Items listed in a dataset
Content starts
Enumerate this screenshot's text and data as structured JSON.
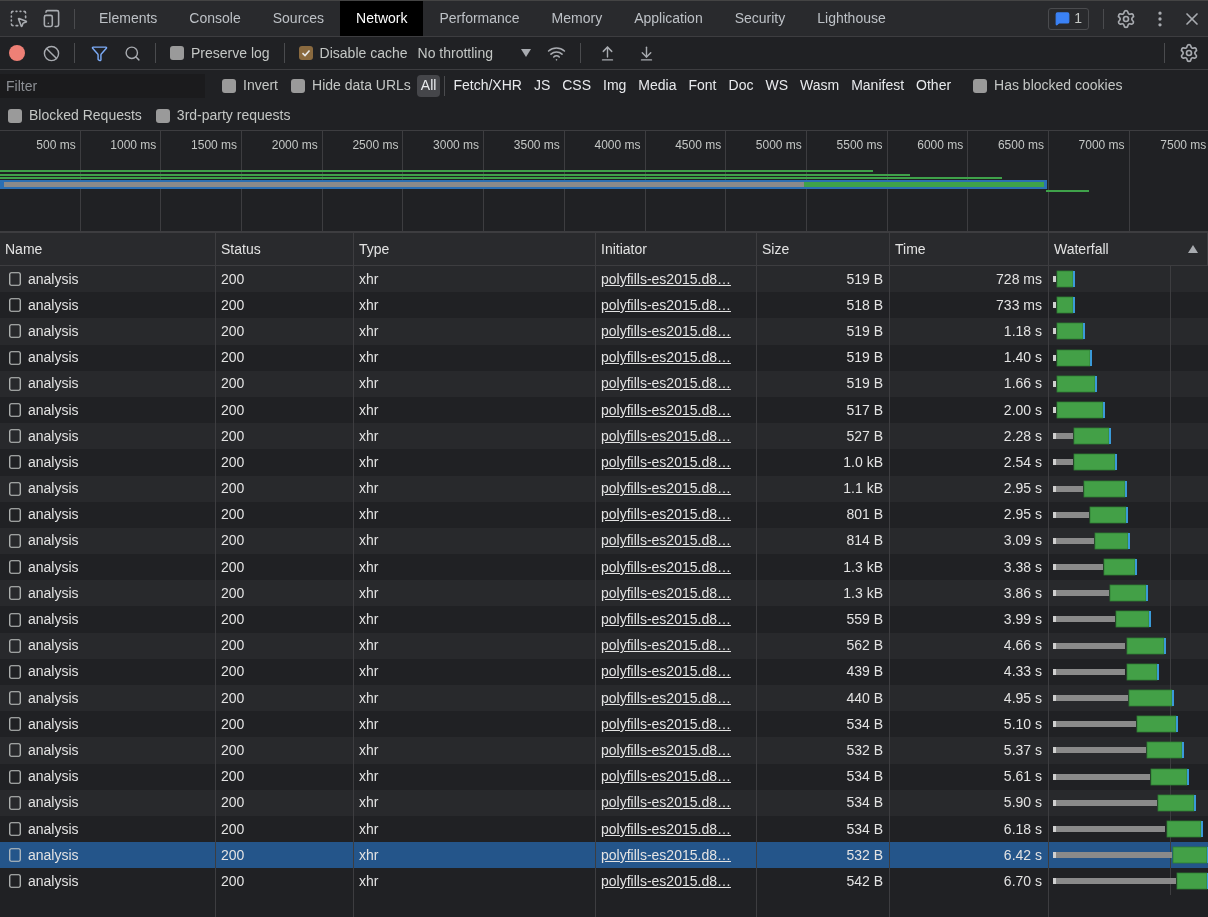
{
  "tabs": [
    {
      "label": "Elements",
      "selected": false
    },
    {
      "label": "Console",
      "selected": false
    },
    {
      "label": "Sources",
      "selected": false
    },
    {
      "label": "Network",
      "selected": true
    },
    {
      "label": "Performance",
      "selected": false
    },
    {
      "label": "Memory",
      "selected": false
    },
    {
      "label": "Application",
      "selected": false
    },
    {
      "label": "Security",
      "selected": false
    },
    {
      "label": "Lighthouse",
      "selected": false
    }
  ],
  "issues_badge": "1",
  "toolbar": {
    "recording": true,
    "preserve_log": {
      "label": "Preserve log",
      "checked": false
    },
    "disable_cache": {
      "label": "Disable cache",
      "checked": true
    },
    "throttling": "No throttling"
  },
  "filter": {
    "placeholder": "Filter",
    "invert": {
      "label": "Invert",
      "checked": false
    },
    "hide_data_urls": {
      "label": "Hide data URLs",
      "checked": false
    },
    "types": [
      {
        "label": "All",
        "selected": true
      },
      {
        "label": "Fetch/XHR",
        "selected": false
      },
      {
        "label": "JS",
        "selected": false
      },
      {
        "label": "CSS",
        "selected": false
      },
      {
        "label": "Img",
        "selected": false
      },
      {
        "label": "Media",
        "selected": false
      },
      {
        "label": "Font",
        "selected": false
      },
      {
        "label": "Doc",
        "selected": false
      },
      {
        "label": "WS",
        "selected": false
      },
      {
        "label": "Wasm",
        "selected": false
      },
      {
        "label": "Manifest",
        "selected": false
      },
      {
        "label": "Other",
        "selected": false
      }
    ],
    "has_blocked_cookies": {
      "label": "Has blocked cookies",
      "checked": false
    },
    "blocked_requests": {
      "label": "Blocked Requests",
      "checked": false
    },
    "third_party": {
      "label": "3rd-party requests",
      "checked": false
    }
  },
  "overview_ticks": [
    "500 ms",
    "1000 ms",
    "1500 ms",
    "2000 ms",
    "2500 ms",
    "3000 ms",
    "3500 ms",
    "4000 ms",
    "4500 ms",
    "5000 ms",
    "5500 ms",
    "6000 ms",
    "6500 ms",
    "7000 ms",
    "7500 ms"
  ],
  "columns": [
    {
      "label": "Name"
    },
    {
      "label": "Status"
    },
    {
      "label": "Type"
    },
    {
      "label": "Initiator"
    },
    {
      "label": "Size"
    },
    {
      "label": "Time"
    },
    {
      "label": "Waterfall",
      "sorted": true
    }
  ],
  "rows": [
    {
      "name": "analysis",
      "status": "200",
      "type": "xhr",
      "initiator": "polyfills-es2015.d8…",
      "size": "519 B",
      "time": "728 ms",
      "selected": false
    },
    {
      "name": "analysis",
      "status": "200",
      "type": "xhr",
      "initiator": "polyfills-es2015.d8…",
      "size": "518 B",
      "time": "733 ms",
      "selected": false
    },
    {
      "name": "analysis",
      "status": "200",
      "type": "xhr",
      "initiator": "polyfills-es2015.d8…",
      "size": "519 B",
      "time": "1.18 s",
      "selected": false
    },
    {
      "name": "analysis",
      "status": "200",
      "type": "xhr",
      "initiator": "polyfills-es2015.d8…",
      "size": "519 B",
      "time": "1.40 s",
      "selected": false
    },
    {
      "name": "analysis",
      "status": "200",
      "type": "xhr",
      "initiator": "polyfills-es2015.d8…",
      "size": "519 B",
      "time": "1.66 s",
      "selected": false
    },
    {
      "name": "analysis",
      "status": "200",
      "type": "xhr",
      "initiator": "polyfills-es2015.d8…",
      "size": "517 B",
      "time": "2.00 s",
      "selected": false
    },
    {
      "name": "analysis",
      "status": "200",
      "type": "xhr",
      "initiator": "polyfills-es2015.d8…",
      "size": "527 B",
      "time": "2.28 s",
      "selected": false
    },
    {
      "name": "analysis",
      "status": "200",
      "type": "xhr",
      "initiator": "polyfills-es2015.d8…",
      "size": "1.0 kB",
      "time": "2.54 s",
      "selected": false
    },
    {
      "name": "analysis",
      "status": "200",
      "type": "xhr",
      "initiator": "polyfills-es2015.d8…",
      "size": "1.1 kB",
      "time": "2.95 s",
      "selected": false
    },
    {
      "name": "analysis",
      "status": "200",
      "type": "xhr",
      "initiator": "polyfills-es2015.d8…",
      "size": "801 B",
      "time": "2.95 s",
      "selected": false
    },
    {
      "name": "analysis",
      "status": "200",
      "type": "xhr",
      "initiator": "polyfills-es2015.d8…",
      "size": "814 B",
      "time": "3.09 s",
      "selected": false
    },
    {
      "name": "analysis",
      "status": "200",
      "type": "xhr",
      "initiator": "polyfills-es2015.d8…",
      "size": "1.3 kB",
      "time": "3.38 s",
      "selected": false
    },
    {
      "name": "analysis",
      "status": "200",
      "type": "xhr",
      "initiator": "polyfills-es2015.d8…",
      "size": "1.3 kB",
      "time": "3.86 s",
      "selected": false
    },
    {
      "name": "analysis",
      "status": "200",
      "type": "xhr",
      "initiator": "polyfills-es2015.d8…",
      "size": "559 B",
      "time": "3.99 s",
      "selected": false
    },
    {
      "name": "analysis",
      "status": "200",
      "type": "xhr",
      "initiator": "polyfills-es2015.d8…",
      "size": "562 B",
      "time": "4.66 s",
      "selected": false
    },
    {
      "name": "analysis",
      "status": "200",
      "type": "xhr",
      "initiator": "polyfills-es2015.d8…",
      "size": "439 B",
      "time": "4.33 s",
      "selected": false
    },
    {
      "name": "analysis",
      "status": "200",
      "type": "xhr",
      "initiator": "polyfills-es2015.d8…",
      "size": "440 B",
      "time": "4.95 s",
      "selected": false
    },
    {
      "name": "analysis",
      "status": "200",
      "type": "xhr",
      "initiator": "polyfills-es2015.d8…",
      "size": "534 B",
      "time": "5.10 s",
      "selected": false
    },
    {
      "name": "analysis",
      "status": "200",
      "type": "xhr",
      "initiator": "polyfills-es2015.d8…",
      "size": "532 B",
      "time": "5.37 s",
      "selected": false
    },
    {
      "name": "analysis",
      "status": "200",
      "type": "xhr",
      "initiator": "polyfills-es2015.d8…",
      "size": "534 B",
      "time": "5.61 s",
      "selected": false
    },
    {
      "name": "analysis",
      "status": "200",
      "type": "xhr",
      "initiator": "polyfills-es2015.d8…",
      "size": "534 B",
      "time": "5.90 s",
      "selected": false
    },
    {
      "name": "analysis",
      "status": "200",
      "type": "xhr",
      "initiator": "polyfills-es2015.d8…",
      "size": "534 B",
      "time": "6.18 s",
      "selected": false
    },
    {
      "name": "analysis",
      "status": "200",
      "type": "xhr",
      "initiator": "polyfills-es2015.d8…",
      "size": "532 B",
      "time": "6.42 s",
      "selected": true
    },
    {
      "name": "analysis",
      "status": "200",
      "type": "xhr",
      "initiator": "polyfills-es2015.d8…",
      "size": "542 B",
      "time": "6.70 s",
      "selected": false
    }
  ]
}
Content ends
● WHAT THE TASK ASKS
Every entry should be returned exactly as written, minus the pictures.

● SOLVED PROBLEM
Enumerate this screenshot's text and data as structured JSON.
{
  "tabs": [
    {
      "label": "Elements",
      "selected": false
    },
    {
      "label": "Console",
      "selected": false
    },
    {
      "label": "Sources",
      "selected": false
    },
    {
      "label": "Network",
      "selected": true
    },
    {
      "label": "Performance",
      "selected": false
    },
    {
      "label": "Memory",
      "selected": false
    },
    {
      "label": "Application",
      "selected": false
    },
    {
      "label": "Security",
      "selected": false
    },
    {
      "label": "Lighthouse",
      "selected": false
    }
  ],
  "issues_badge": "1",
  "toolbar": {
    "recording": true,
    "preserve_log": {
      "label": "Preserve log",
      "checked": false
    },
    "disable_cache": {
      "label": "Disable cache",
      "checked": true
    },
    "throttling": "No throttling"
  },
  "filter": {
    "placeholder": "Filter",
    "invert": {
      "label": "Invert",
      "checked": false
    },
    "hide_data_urls": {
      "label": "Hide data URLs",
      "checked": false
    },
    "types": [
      {
        "label": "All",
        "selected": true
      },
      {
        "label": "Fetch/XHR",
        "selected": false
      },
      {
        "label": "JS",
        "selected": false
      },
      {
        "label": "CSS",
        "selected": false
      },
      {
        "label": "Img",
        "selected": false
      },
      {
        "label": "Media",
        "selected": false
      },
      {
        "label": "Font",
        "selected": false
      },
      {
        "label": "Doc",
        "selected": false
      },
      {
        "label": "WS",
        "selected": false
      },
      {
        "label": "Wasm",
        "selected": false
      },
      {
        "label": "Manifest",
        "selected": false
      },
      {
        "label": "Other",
        "selected": false
      }
    ],
    "has_blocked_cookies": {
      "label": "Has blocked cookies",
      "checked": false
    },
    "blocked_requests": {
      "label": "Blocked Requests",
      "checked": false
    },
    "third_party": {
      "label": "3rd-party requests",
      "checked": false
    }
  },
  "overview_ticks": [
    "500 ms",
    "1000 ms",
    "1500 ms",
    "2000 ms",
    "2500 ms",
    "3000 ms",
    "3500 ms",
    "4000 ms",
    "4500 ms",
    "5000 ms",
    "5500 ms",
    "6000 ms",
    "6500 ms",
    "7000 ms",
    "7500 ms"
  ],
  "columns": [
    {
      "label": "Name"
    },
    {
      "label": "Status"
    },
    {
      "label": "Type"
    },
    {
      "label": "Initiator"
    },
    {
      "label": "Size"
    },
    {
      "label": "Time"
    },
    {
      "label": "Waterfall",
      "sorted": true
    }
  ],
  "rows": [
    {
      "name": "analysis",
      "status": "200",
      "type": "xhr",
      "initiator": "polyfills-es2015.d8…",
      "size": "519 B",
      "time": "728 ms",
      "selected": false
    },
    {
      "name": "analysis",
      "status": "200",
      "type": "xhr",
      "initiator": "polyfills-es2015.d8…",
      "size": "518 B",
      "time": "733 ms",
      "selected": false
    },
    {
      "name": "analysis",
      "status": "200",
      "type": "xhr",
      "initiator": "polyfills-es2015.d8…",
      "size": "519 B",
      "time": "1.18 s",
      "selected": false
    },
    {
      "name": "analysis",
      "status": "200",
      "type": "xhr",
      "initiator": "polyfills-es2015.d8…",
      "size": "519 B",
      "time": "1.40 s",
      "selected": false
    },
    {
      "name": "analysis",
      "status": "200",
      "type": "xhr",
      "initiator": "polyfills-es2015.d8…",
      "size": "519 B",
      "time": "1.66 s",
      "selected": false
    },
    {
      "name": "analysis",
      "status": "200",
      "type": "xhr",
      "initiator": "polyfills-es2015.d8…",
      "size": "517 B",
      "time": "2.00 s",
      "selected": false
    },
    {
      "name": "analysis",
      "status": "200",
      "type": "xhr",
      "initiator": "polyfills-es2015.d8…",
      "size": "527 B",
      "time": "2.28 s",
      "selected": false
    },
    {
      "name": "analysis",
      "status": "200",
      "type": "xhr",
      "initiator": "polyfills-es2015.d8…",
      "size": "1.0 kB",
      "time": "2.54 s",
      "selected": false
    },
    {
      "name": "analysis",
      "status": "200",
      "type": "xhr",
      "initiator": "polyfills-es2015.d8…",
      "size": "1.1 kB",
      "time": "2.95 s",
      "selected": false
    },
    {
      "name": "analysis",
      "status": "200",
      "type": "xhr",
      "initiator": "polyfills-es2015.d8…",
      "size": "801 B",
      "time": "2.95 s",
      "selected": false
    },
    {
      "name": "analysis",
      "status": "200",
      "type": "xhr",
      "initiator": "polyfills-es2015.d8…",
      "size": "814 B",
      "time": "3.09 s",
      "selected": false
    },
    {
      "name": "analysis",
      "status": "200",
      "type": "xhr",
      "initiator": "polyfills-es2015.d8…",
      "size": "1.3 kB",
      "time": "3.38 s",
      "selected": false
    },
    {
      "name": "analysis",
      "status": "200",
      "type": "xhr",
      "initiator": "polyfills-es2015.d8…",
      "size": "1.3 kB",
      "time": "3.86 s",
      "selected": false
    },
    {
      "name": "analysis",
      "status": "200",
      "type": "xhr",
      "initiator": "polyfills-es2015.d8…",
      "size": "559 B",
      "time": "3.99 s",
      "selected": false
    },
    {
      "name": "analysis",
      "status": "200",
      "type": "xhr",
      "initiator": "polyfills-es2015.d8…",
      "size": "562 B",
      "time": "4.66 s",
      "selected": false
    },
    {
      "name": "analysis",
      "status": "200",
      "type": "xhr",
      "initiator": "polyfills-es2015.d8…",
      "size": "439 B",
      "time": "4.33 s",
      "selected": false
    },
    {
      "name": "analysis",
      "status": "200",
      "type": "xhr",
      "initiator": "polyfills-es2015.d8…",
      "size": "440 B",
      "time": "4.95 s",
      "selected": false
    },
    {
      "name": "analysis",
      "status": "200",
      "type": "xhr",
      "initiator": "polyfills-es2015.d8…",
      "size": "534 B",
      "time": "5.10 s",
      "selected": false
    },
    {
      "name": "analysis",
      "status": "200",
      "type": "xhr",
      "initiator": "polyfills-es2015.d8…",
      "size": "532 B",
      "time": "5.37 s",
      "selected": false
    },
    {
      "name": "analysis",
      "status": "200",
      "type": "xhr",
      "initiator": "polyfills-es2015.d8…",
      "size": "534 B",
      "time": "5.61 s",
      "selected": false
    },
    {
      "name": "analysis",
      "status": "200",
      "type": "xhr",
      "initiator": "polyfills-es2015.d8…",
      "size": "534 B",
      "time": "5.90 s",
      "selected": false
    },
    {
      "name": "analysis",
      "status": "200",
      "type": "xhr",
      "initiator": "polyfills-es2015.d8…",
      "size": "534 B",
      "time": "6.18 s",
      "selected": false
    },
    {
      "name": "analysis",
      "status": "200",
      "type": "xhr",
      "initiator": "polyfills-es2015.d8…",
      "size": "532 B",
      "time": "6.42 s",
      "selected": true
    },
    {
      "name": "analysis",
      "status": "200",
      "type": "xhr",
      "initiator": "polyfills-es2015.d8…",
      "size": "542 B",
      "time": "6.70 s",
      "selected": false
    }
  ]
}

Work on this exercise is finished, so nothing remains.